12th September 2016
Research released today by health and wellbeing provider Benenden reveals that UK workers’ lunch hours are dying out, as the majority continue to work during what was traditionally a break from the working routine, despite not being paid for it.
The survey of 2,000 UK workers revealed that 42% of employees do not take their full lunch hour, with nearly sixty (59%) admitting to taking even less than 30 minutes. The research also found that workers aren’t maximizing the little time they do take as 1 in 4 admit to eating at their desk five times a week and 40% of those surveyed blamed ‘too much work’ as the reason for them eating at their workstation. In fact, the survey revealed that only one-fifth of those in work, take their full lunch hour. The full breakdown of UK’s Lunchtime Habits is exposed here.
When taking a closer look at how respondents fared geographically, Benenden found that the biggest culprits are the South East of England and East Anglia. In the latter, 28% of employees average just 15 minutes or less for lunch, with only 31% taking a full lunch break in the South East. In contrast, the most impressive area is Scotland, with 40% of employees taking their full lunch hour.
Despite a boom in healthy living, there are only a small minority of workers (7%) who choose to exercise in their downtime. 56% of respondents stated that work gets in the way of keeping active, with more than 73% of people saying that their employer doesn’t actively encourage it.
Opting for convenience over health, time-pressed staff admit to spending an average of £5 a day on lunch, choosing to eat sandwiches (59%), bring food from home (54%), or go for much unhealthier options such as burgers and fast food (8%), sweets (19%), pasties (7%) and cakes (15%) . When it comes to more hearty lunchtime options such as pasties (11%), burgers (12%) or pies (9%) twice as many men than women opted for this choice.
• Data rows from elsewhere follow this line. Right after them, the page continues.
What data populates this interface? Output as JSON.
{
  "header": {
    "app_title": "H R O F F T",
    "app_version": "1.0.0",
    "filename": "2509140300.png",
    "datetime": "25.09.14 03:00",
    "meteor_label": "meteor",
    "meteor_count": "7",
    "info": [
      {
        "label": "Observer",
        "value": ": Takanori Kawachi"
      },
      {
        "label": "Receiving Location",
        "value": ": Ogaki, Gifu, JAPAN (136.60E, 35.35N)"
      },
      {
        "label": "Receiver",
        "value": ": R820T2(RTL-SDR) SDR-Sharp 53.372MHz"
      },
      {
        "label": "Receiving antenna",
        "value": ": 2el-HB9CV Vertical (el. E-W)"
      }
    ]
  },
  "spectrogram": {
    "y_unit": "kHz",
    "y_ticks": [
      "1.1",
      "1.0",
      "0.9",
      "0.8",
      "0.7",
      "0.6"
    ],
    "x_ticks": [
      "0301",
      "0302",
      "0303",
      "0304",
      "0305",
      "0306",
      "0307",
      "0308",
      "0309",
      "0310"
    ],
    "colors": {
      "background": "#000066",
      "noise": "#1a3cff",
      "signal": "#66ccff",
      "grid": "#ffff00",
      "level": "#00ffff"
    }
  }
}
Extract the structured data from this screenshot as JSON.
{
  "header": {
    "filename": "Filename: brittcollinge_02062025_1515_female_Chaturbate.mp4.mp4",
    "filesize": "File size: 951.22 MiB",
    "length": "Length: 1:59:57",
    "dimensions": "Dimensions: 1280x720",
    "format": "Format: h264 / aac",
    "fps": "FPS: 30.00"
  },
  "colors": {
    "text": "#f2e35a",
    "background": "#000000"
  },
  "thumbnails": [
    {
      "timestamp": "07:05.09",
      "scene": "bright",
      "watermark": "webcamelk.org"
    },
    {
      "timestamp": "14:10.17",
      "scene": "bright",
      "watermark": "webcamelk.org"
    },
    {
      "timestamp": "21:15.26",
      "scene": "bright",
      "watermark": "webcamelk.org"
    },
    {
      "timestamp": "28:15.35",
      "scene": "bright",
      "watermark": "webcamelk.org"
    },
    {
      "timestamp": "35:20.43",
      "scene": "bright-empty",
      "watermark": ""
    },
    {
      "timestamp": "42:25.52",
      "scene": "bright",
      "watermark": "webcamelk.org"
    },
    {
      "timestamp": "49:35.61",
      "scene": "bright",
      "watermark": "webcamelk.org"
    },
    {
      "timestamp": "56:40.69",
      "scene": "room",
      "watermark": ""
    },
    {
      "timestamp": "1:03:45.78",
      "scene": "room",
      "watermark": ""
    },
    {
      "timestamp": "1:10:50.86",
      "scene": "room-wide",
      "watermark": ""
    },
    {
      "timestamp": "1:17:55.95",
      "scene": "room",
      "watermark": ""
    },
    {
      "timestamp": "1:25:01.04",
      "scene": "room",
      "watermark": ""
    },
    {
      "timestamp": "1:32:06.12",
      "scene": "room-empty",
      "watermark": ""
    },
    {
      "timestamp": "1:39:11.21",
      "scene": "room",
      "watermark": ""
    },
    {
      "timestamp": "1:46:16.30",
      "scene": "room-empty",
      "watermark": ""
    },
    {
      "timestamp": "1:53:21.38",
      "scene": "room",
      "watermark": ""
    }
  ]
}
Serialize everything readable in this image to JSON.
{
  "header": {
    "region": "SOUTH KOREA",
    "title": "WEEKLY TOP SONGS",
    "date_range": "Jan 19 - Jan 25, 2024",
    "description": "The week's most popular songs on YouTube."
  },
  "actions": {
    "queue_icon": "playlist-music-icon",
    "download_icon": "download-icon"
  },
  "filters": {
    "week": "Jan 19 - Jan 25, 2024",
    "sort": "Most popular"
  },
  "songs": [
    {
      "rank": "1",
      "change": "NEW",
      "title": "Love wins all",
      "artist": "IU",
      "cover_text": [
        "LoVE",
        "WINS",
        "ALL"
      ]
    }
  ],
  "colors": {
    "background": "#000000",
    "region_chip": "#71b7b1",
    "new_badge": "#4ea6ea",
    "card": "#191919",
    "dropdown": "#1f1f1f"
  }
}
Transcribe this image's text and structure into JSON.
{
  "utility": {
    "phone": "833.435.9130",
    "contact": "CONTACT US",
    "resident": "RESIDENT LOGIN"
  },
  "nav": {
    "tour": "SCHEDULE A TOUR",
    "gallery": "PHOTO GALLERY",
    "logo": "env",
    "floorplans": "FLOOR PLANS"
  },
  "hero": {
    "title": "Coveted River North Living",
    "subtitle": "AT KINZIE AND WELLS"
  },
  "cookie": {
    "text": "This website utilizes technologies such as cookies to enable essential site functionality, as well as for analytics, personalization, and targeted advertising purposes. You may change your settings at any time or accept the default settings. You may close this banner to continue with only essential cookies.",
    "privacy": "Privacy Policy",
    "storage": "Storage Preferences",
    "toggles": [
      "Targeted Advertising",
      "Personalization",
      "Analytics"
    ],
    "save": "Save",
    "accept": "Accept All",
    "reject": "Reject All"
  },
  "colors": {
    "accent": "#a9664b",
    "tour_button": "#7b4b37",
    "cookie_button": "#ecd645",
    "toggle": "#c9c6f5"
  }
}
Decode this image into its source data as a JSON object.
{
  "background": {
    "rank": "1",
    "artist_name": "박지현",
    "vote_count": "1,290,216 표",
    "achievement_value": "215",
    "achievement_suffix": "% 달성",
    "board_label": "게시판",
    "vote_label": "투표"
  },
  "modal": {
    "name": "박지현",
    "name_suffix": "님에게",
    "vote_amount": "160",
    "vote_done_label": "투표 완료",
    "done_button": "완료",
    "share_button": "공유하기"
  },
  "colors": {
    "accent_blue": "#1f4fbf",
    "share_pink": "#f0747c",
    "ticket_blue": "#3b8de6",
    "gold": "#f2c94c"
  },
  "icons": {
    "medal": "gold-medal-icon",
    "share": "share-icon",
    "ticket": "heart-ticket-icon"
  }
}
Helen Smith, Business Development Director at Benenden comments: “It’s widely recognised that workers need to ensure they take a break – whatever they are allowed - and get away from their desks. Not only from an eating lunch point of view and building up energy levels, but also to refresh the mind and have time to refocus on the afternoon ahead.
“Employers should also take their share of the blame. Workplaces vary in the amount of time given to employees for their lunch breaks and the traditional hour appears to be dying out. Employers should also ensure their workplace policies encourage a proper lunch break, whatever the length of time allowed.”